The condition known as urinary incontinence (UI) is the involuntary loss of control over the bladder. Despite the fact that UI is a rather common condition, it can still result in serious embarrassment and directly affect one’s life and daily routine. UI affects the lives of men and women of all ages, although it is typically most common among women, specifically in the periods during and after pregnancy. In a majority of cases urinary incontinence is a result of a urinary tract infection or muscles in the urinary tract that are weak that may prevent the sufferer from the urethra during certain activities allowing the urine to leak.
In normal urination the bladder is emptied when the desire to urinate occurs. Urinary incontinence results in the message of a need to urinate being interrupted or disrupted, causing involuntary urination. UI is typically associated with easy to identify underlying causes.
Symptoms of Urinary Incontinence
Among the symptoms of UI that women experience, aside from leaking urine, can include:
- Strong desire to urinate
- Pelvic pressure
- Frequent urinating
- Nocturia (need to urinate during sleeping hours)
- Painful urination
Types of Urinary Incontinence
There are three main types of urinary incontinence:

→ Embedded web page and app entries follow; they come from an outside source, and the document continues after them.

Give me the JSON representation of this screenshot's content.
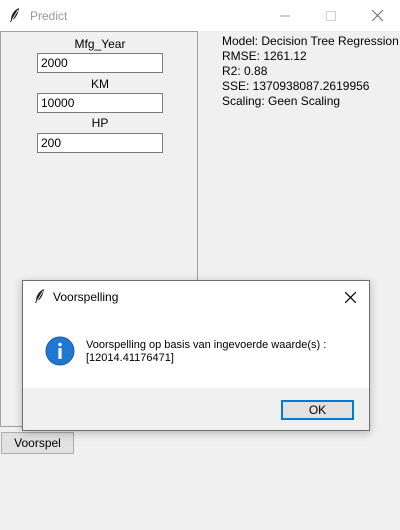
{
  "window": {
    "title": "Predict",
    "icon": "feather-icon"
  },
  "form": {
    "fields": [
      {
        "label": "Mfg_Year",
        "value": "2000"
      },
      {
        "label": "KM",
        "value": "10000"
      },
      {
        "label": "HP",
        "value": "200"
      }
    ],
    "predict_label": "Voorspel"
  },
  "info": {
    "model": "Model: Decision Tree Regression",
    "rmse": "RMSE: 1261.12",
    "r2": "R2: 0.88",
    "sse": "SSE: 1370938087.2619956",
    "scaling": "Scaling: Geen Scaling"
  },
  "dialog": {
    "title": "Voorspelling",
    "icon": "info-icon",
    "message_line1": "Voorspelling op basis van ingevoerde waarde(s) :",
    "message_line2": "[12014.41176471]",
    "ok_label": "OK"
  },
  "colors": {
    "accent": "#0078d7",
    "background": "#f0f0f0"
  }
}
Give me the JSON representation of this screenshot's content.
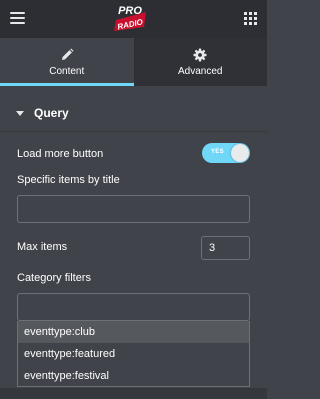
{
  "header": {
    "logo": "PRO RADIO",
    "menu_icon": "hamburger-menu-icon",
    "apps_icon": "grid-apps-icon"
  },
  "tabs": [
    {
      "label": "Content",
      "icon": "pencil-icon",
      "active": true
    },
    {
      "label": "Advanced",
      "icon": "gear-icon",
      "active": false
    }
  ],
  "section": {
    "title": "Query"
  },
  "fields": {
    "load_more": {
      "label": "Load more button",
      "toggle_text": "YES",
      "enabled": true
    },
    "specific_items": {
      "label": "Specific items by title",
      "value": ""
    },
    "max_items": {
      "label": "Max items",
      "value": "3"
    },
    "category_filters": {
      "label": "Category filters",
      "value": "",
      "options": [
        "eventtype:club",
        "eventtype:featured",
        "eventtype:festival"
      ],
      "highlighted": 0
    }
  },
  "colors": {
    "accent": "#71d7f7",
    "panel": "#404349",
    "header": "#2c2e33",
    "inactive_tab": "#2f3136"
  }
}
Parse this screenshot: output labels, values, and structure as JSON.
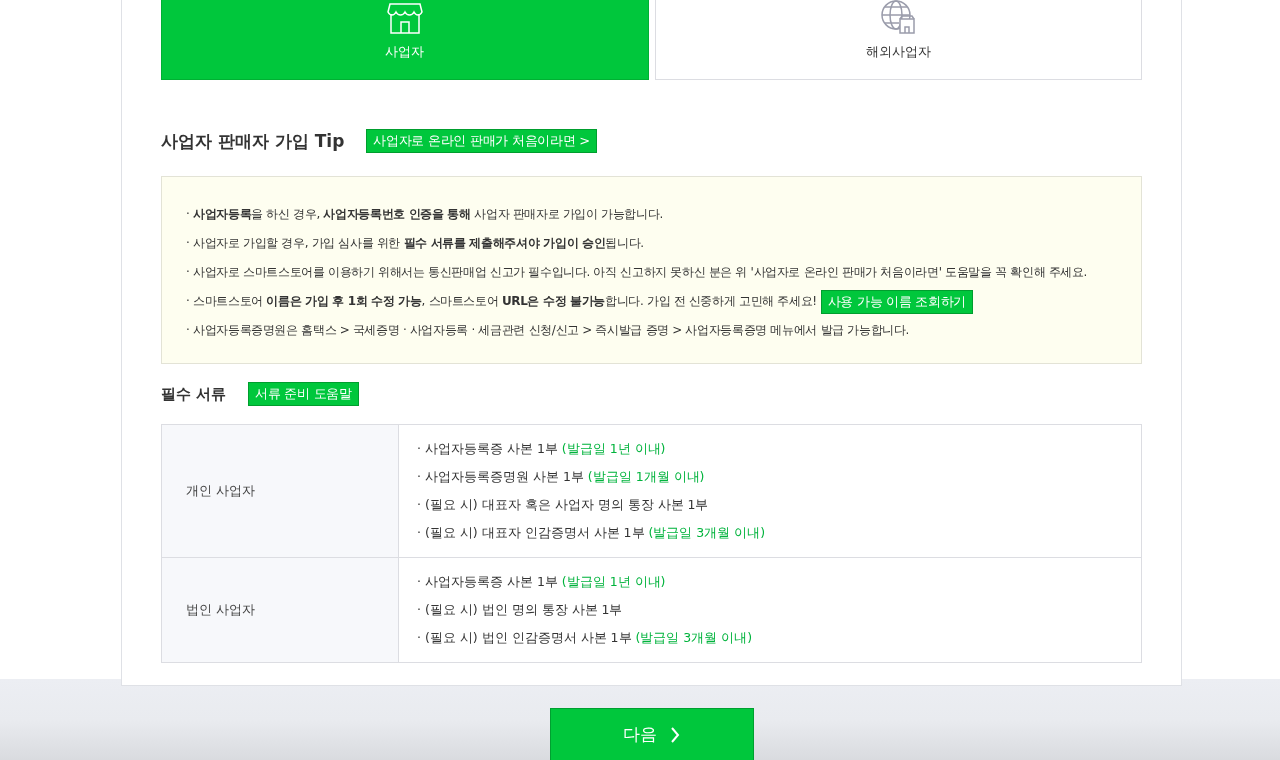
{
  "seller_types": [
    {
      "label": "사업자",
      "kind": "domestic",
      "selected": true
    },
    {
      "label": "해외사업자",
      "kind": "overseas",
      "selected": false
    }
  ],
  "tip": {
    "title": "사업자 판매자 가입 Tip",
    "help_button": "사업자로 온라인 판매가 처음이라면 >",
    "items": [
      {
        "text": "· **사업자등록**을 하신 경우, **사업자등록번호 인증을 통해** 사업자 판매자로 가입이 가능합니다."
      },
      {
        "text": "· 사업자로 가입할 경우, 가입 심사를 위한 **필수 서류를 제출해주셔야 가입이 승인**됩니다."
      },
      {
        "text": "· 사업자로 스마트스토어를 이용하기 위해서는 통신판매업 신고가 필수입니다. 아직 신고하지 못하신 분은 위 '사업자로 온라인 판매가 처음이라면' 도움말을 꼭 확인해 주세요."
      },
      {
        "text": "· 스마트스토어 **이름은 가입 후 1회 수정 가능**, 스마트스토어 **URL은 수정 불가능**합니다. 가입 전 신중하게 고민해 주세요!",
        "button": "사용 가능 이름 조회하기"
      },
      {
        "text": "· 사업자등록증명원은 홈택스 > 국세증명 · 사업자등록 · 세금관련 신청/신고 > 즉시발급 증명 > 사업자등록증명 메뉴에서 발급 가능합니다."
      }
    ]
  },
  "required_documents": {
    "title": "필수 서류",
    "help_button": "서류 준비 도움말",
    "rows": [
      {
        "type": "개인 사업자",
        "documents": [
          {
            "text": "· 사업자등록증 사본 1부",
            "note": "(발급일 1년 이내)"
          },
          {
            "text": "· 사업자등록증명원 사본 1부",
            "note": "(발급일 1개월 이내)"
          },
          {
            "text": "· (필요 시) 대표자 혹은 사업자 명의 통장 사본 1부"
          },
          {
            "text": "· (필요 시) 대표자 인감증명서 사본 1부",
            "note": "(발급일 3개월 이내)"
          }
        ]
      },
      {
        "type": "법인 사업자",
        "documents": [
          {
            "text": "· 사업자등록증 사본 1부",
            "note": "(발급일 1년 이내)"
          },
          {
            "text": "· (필요 시) 법인 명의 통장 사본 1부"
          },
          {
            "text": "· (필요 시) 법인 인감증명서 사본 1부",
            "note": "(발급일 3개월 이내)"
          }
        ]
      }
    ]
  },
  "next_button": "다음"
}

- Urge Incontinence: the most common type of incontinence, urge incontinence involves leakage occurring following a sudden and unexpected urge to urinate due to the muscle wall of the bladder being overactive.
- Stress Incontinence: this is typically caused by an activity as minor as laughing, sneezing, or coughing and is a result of this activity placing sudden pressure on the bladder.
- Overflow Incontinence: this is the least common of all three types and it occurs when an inactive bladder muscle does not completely empty the bladder after urination.
Treatment of Urinary Incontinence
Treatment options for UI vary and are provided depending on the severity of the condition and the degree to which each patient desires to address the problem.
Among the more conservative treatments that are available and effective are:
- Bladder training
- Avoiding alcohol and caffeine and medication to control pelvic muscle spasms.
- Kegel exercises
In cases that are more severe it may be necessary to treat using a suburethral sling procedure.
Suburethral Sling Procedure
A suburethral sling procedure is typically performed as open surgery under general anesthesia. During this type of procedure, a single small incision is made in the anterior vaginal wall and two other small incisions are made lateral to the clitoral hood where the legs join the body. A particular tape is used to loop through the incisions and underneath the urethra. With this “sling” now in place to support the urethra, the incisions are closed.
Suburethral sling surgery creates a compression aid to the urethra, which provides the patient with a long-term solution for UI and its related symptoms.
Significant advancements have been made in the development and evolution of the suburethral sling surgery that are more beneficial to the patient and result in fewer complications.
To find out more about the suburethral sling for urinary incontinence, call Beverly Oaks Surgery today at (818) 986-9099 to receive a free consultation or to schedule your appointment. You don’t have to live with this condition anymore – the results you deserve are just a phone call away!